In historic move, nations agree to pay to help vulnerable countries with climate disasters
The Federalist Society controls the federal judiciary, so why can’t they stop whining?
All they do is win, win, win, no matter what. So why are America’s most powerful lawyers so unhappy?
But the thing about these sorts of grievances — which frequently mirror broader conservative complaints about a so-called “cancel culture” — is that, even if you agree that such cultural complaints cry out for a solution, these are rarely the sort of problems that lawyers are capable of solving.
A conservative law student who is unpopular with their classmates cannot seek an injunction requiring their fellow students to like them. Nor should a conservative lawyer be able to successfully sue their colleagues for ostracizing them. The First Amendment places strict limits on the law’s ability to shape culture, and it simply isn’t possible for the government to force people to change their minds about anything.
There is also a very real tension between these two conferences, though the Federalist Society itself does not seem aware of it. If members of the Federalist Society feel isolated in their jobs or at their schools, they should consider that the policy victories their organization touted in its first conference drive many lawyers and law students to resent Federalist Society colleagues who celebrate those victories.
It is asking a lot, for example, for members of the society to expect to be welcomed with enthusiasm by their women colleagues — after the society’s justices just seized control of those women’s uteruses.
Jill Lawrence/NBC Think:
Nancy Pelosi made the right call
It’s past time for a leadership shift. Younger Democrats have been waiting forever to rise in the ranks.
“She has been the steady hand on the gavel during some of the most turbulent times the nation has ever confronted,” said Rep. Hakeem Jeffries, 52, chair of the Democratic Caucus and Pelosi’s likely successor.
But more than surviving and enduring, she has prevailed — sometimes when the odds seemed longest. Democrats have a reputation for fretful insecurity, also known as bed-wetting. Pelosi is the opposite. She’s typically positive, sometimes irrationally so, but her optimism and confidence send “yes we can” messages that raise morale and often pay off.
Yet as a minority in a GOP-run House, Democrats won’t be able to rack up accomplishments like they did in the last two years. Beyond that, it’s past time for a leadership shift. Younger Democrats — and by that we’re talking anyone younger than Pelosi and her two 80-something lieutenants, Reps.
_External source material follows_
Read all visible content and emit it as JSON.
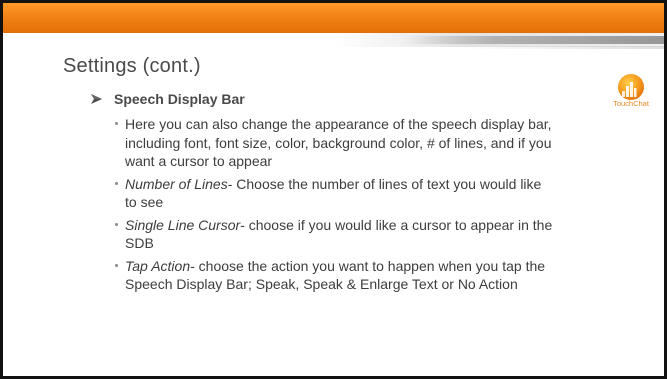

Steny Hoyer and Jim Clyburn — have been waiting forever to rise in the ranks. As Punchbowl News put it, “Generations of ambitious Democrats have come and gone from the House, stifled under a leadership that has been in place for two decades.”